What is an appropriate margin for resellers?

What is an appropriate margin for resellers? 2018-04-23T17:47:09+00:00

Reseller Margin

The key to establishing a “fair margin” for your resellers is to pay them for what they do – and don’t pay them for what they don’t do.

On-Premise Solutions

For on-premise software, the traditional partner discount off list price is 40 percent. If you are paying your salespeople upwards of a 10 percent commission – the reseller margin might seem high.

Realize that just like you, resellers need to make a profit. Most on-going, successful software companies build a budget that produces a pre-tax profit of 15-to-20 percent. A reseller’s profit margin may not be that high…but they need to make money to survive.

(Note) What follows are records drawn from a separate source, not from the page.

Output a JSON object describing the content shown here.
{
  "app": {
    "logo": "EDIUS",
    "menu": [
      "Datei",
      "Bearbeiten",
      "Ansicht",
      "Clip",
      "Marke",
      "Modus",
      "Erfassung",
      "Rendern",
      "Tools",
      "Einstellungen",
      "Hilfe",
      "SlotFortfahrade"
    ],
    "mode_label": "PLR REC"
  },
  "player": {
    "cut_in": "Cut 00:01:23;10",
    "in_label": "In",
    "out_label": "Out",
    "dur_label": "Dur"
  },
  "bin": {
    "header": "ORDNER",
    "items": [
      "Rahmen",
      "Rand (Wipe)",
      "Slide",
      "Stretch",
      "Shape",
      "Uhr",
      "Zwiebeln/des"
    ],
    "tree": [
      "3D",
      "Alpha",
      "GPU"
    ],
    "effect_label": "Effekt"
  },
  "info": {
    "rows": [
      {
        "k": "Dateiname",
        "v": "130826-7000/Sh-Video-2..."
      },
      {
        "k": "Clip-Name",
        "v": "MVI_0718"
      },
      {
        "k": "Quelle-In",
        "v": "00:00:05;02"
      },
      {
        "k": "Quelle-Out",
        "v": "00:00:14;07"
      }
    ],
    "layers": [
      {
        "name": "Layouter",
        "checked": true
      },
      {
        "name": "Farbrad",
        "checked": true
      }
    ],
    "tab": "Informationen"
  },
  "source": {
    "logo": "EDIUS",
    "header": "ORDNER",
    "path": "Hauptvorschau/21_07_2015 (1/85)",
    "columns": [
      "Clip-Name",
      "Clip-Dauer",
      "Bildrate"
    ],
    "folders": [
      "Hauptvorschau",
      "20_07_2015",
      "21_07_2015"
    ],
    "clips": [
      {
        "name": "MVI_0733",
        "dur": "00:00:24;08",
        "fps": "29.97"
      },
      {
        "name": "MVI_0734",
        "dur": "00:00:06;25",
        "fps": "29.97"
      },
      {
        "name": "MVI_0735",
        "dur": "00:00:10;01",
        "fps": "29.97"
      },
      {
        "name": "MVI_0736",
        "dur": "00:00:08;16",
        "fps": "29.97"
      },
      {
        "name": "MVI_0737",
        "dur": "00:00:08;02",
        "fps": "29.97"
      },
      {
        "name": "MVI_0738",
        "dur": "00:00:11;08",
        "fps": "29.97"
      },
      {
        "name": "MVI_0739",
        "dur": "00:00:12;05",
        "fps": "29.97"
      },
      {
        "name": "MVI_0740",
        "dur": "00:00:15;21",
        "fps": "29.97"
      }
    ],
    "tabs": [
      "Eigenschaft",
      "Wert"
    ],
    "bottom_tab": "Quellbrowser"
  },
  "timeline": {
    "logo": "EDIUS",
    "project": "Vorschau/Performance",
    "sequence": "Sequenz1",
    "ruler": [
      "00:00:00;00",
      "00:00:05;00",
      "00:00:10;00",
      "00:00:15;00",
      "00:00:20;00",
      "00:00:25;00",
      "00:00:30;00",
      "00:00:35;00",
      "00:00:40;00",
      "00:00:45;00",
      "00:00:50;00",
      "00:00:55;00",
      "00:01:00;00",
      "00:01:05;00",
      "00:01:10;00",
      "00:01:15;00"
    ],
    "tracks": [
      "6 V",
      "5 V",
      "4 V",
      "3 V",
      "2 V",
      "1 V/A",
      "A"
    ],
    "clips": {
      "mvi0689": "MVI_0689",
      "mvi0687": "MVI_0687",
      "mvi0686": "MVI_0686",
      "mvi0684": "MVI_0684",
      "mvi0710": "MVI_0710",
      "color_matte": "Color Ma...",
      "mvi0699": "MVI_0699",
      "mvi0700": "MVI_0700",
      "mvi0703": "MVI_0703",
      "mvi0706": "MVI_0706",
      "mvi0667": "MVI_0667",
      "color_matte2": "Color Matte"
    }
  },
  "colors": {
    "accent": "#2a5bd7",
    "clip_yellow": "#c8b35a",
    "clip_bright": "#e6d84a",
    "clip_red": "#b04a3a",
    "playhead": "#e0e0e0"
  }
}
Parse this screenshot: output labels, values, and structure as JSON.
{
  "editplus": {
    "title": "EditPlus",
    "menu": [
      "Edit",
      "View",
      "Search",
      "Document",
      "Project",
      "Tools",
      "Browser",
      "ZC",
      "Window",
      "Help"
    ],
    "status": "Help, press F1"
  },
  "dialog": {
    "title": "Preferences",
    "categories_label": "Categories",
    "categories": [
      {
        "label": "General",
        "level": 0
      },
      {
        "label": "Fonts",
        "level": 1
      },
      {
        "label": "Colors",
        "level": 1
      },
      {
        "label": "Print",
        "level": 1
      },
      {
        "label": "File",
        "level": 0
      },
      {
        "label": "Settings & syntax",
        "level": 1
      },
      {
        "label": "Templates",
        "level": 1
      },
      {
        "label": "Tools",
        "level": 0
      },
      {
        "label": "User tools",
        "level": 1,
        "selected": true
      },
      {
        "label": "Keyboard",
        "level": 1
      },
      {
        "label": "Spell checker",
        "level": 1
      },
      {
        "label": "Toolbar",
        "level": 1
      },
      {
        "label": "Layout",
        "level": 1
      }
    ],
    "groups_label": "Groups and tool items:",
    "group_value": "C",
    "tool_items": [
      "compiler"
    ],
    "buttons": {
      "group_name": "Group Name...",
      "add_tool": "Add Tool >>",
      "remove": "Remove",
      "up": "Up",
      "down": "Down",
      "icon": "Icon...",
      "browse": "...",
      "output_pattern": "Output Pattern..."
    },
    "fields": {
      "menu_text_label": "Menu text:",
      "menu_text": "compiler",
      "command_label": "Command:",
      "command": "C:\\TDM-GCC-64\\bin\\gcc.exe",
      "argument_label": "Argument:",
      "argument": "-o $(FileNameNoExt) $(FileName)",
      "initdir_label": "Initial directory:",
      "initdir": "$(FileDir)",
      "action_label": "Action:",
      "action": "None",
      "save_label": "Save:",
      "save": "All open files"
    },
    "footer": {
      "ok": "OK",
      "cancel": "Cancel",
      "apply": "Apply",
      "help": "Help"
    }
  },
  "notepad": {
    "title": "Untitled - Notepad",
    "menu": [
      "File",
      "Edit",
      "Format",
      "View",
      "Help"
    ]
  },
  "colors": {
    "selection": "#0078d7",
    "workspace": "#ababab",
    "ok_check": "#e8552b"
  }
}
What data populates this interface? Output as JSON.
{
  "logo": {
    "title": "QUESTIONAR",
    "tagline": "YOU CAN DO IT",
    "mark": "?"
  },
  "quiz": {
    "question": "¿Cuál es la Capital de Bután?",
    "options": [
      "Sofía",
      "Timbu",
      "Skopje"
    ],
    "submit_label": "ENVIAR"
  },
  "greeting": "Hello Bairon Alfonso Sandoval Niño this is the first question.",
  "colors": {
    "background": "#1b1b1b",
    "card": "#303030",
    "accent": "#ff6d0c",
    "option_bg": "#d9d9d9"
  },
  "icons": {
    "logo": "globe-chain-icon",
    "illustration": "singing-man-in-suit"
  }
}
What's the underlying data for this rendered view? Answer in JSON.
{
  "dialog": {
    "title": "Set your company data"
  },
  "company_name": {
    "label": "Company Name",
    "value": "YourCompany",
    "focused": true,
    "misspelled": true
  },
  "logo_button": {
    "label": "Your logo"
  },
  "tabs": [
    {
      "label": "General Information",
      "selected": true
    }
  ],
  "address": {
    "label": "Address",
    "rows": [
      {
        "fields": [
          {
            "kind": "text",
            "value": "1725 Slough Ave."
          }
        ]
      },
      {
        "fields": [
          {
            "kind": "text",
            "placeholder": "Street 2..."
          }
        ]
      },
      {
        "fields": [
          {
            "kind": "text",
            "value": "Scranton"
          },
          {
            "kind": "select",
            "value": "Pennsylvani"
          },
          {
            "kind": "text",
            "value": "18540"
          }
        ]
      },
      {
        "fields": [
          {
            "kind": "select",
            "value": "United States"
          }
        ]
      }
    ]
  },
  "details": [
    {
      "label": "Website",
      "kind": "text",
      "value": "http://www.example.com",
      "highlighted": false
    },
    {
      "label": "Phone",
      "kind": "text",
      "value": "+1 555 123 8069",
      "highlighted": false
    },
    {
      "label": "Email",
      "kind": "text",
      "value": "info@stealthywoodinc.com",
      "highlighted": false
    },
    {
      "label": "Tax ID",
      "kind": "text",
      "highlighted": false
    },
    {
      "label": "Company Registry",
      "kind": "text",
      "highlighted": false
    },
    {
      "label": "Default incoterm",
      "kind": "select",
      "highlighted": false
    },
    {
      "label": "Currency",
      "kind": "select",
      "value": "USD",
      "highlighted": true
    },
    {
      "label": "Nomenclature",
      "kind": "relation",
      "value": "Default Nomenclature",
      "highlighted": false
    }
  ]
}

The 40 percent partner discount breaks down as follows:

  • 20 percent to cover sales and marketing costs
  • 20 percent to cover overhead (support, billing/collections etc) and profit margin

This explains why a 30 percent margin isn’t effective for those who invest in sales and marketing. It doesn’t give the reseller enough to cover their costs.

The reality is, most resellers don’t invest in sales and marketing – they want you to do the lead generation for them. In which case you shouldn’t be paying them 40 percent.
You may want to consider having two tiers of pricing:

  • 10-to-20 percent for resellers that rely on you to do the marketing
  • 40 percent or more for resellers who are self-sufficient.

Cloud-based Solutions

What happens to discounts for Cloud solutions?

With payments coming in the form of subscriptions, is there enough margin to keep everyone happy? Vendors usually look at the equation from their own perspective and decide they can’t afford 40 percent. They go to their partners with an offer of 20-to-25 percent and sometimes less for renewals.

For the partners it comes down to simple math. If they have been selling software with a list price of $100K and 20 percent maintenance – they get $48,000 when they close the deal.

Now, looking at the same transaction, but on a subscription basis, the typical conversion pricing leads to an annual payment of $53,000, with maintenance included. If the partner is lucky enough to get a 40 percent margin from you, and they can collect the first year up-front, they get $21,000. This is why, given the choice, partners will almost always push the on-premises version. Even if they were to get a 40 percent margin on renewals, it would take them almost three years before they collect the same amount they would for selling an on-premise plus maintenance for three years.

Many vendors recognize this is a challenge and are offering an aggressive discount structure to attract partners. NetSuite, for example, has a program called SP100 that gives partners a choice if they bring in a contract for two years or longer:

  • 100 percent of the first year subscription, and 10 percent of all renewals; or
  • 50 percent of the first year subscription and 30 percent on all renewals

For most companies, this is not a viable option – they cannot give away the first year’s revenues. However, it does highlight how important margins are to partners. Our recommendation is to offer partners the same percentage discount for on-premise and subscriptions. However, over time partner margins are likely to decline, for the following reasons:

  • Even a 40 percent discount will be hard to sustain because of the costs you incur to host and maintain your Cloud solution, which erodes your margin more than on-premise software.
  • Many of the big vendors are driving down partner margins, pushing their channels to generate more services to offset the lower discounts.
  • As more partners build up their recurring revenue stream, and have a guaranteed cash flow that covers all or most of their operating expenses, they will become less reliant on product margins.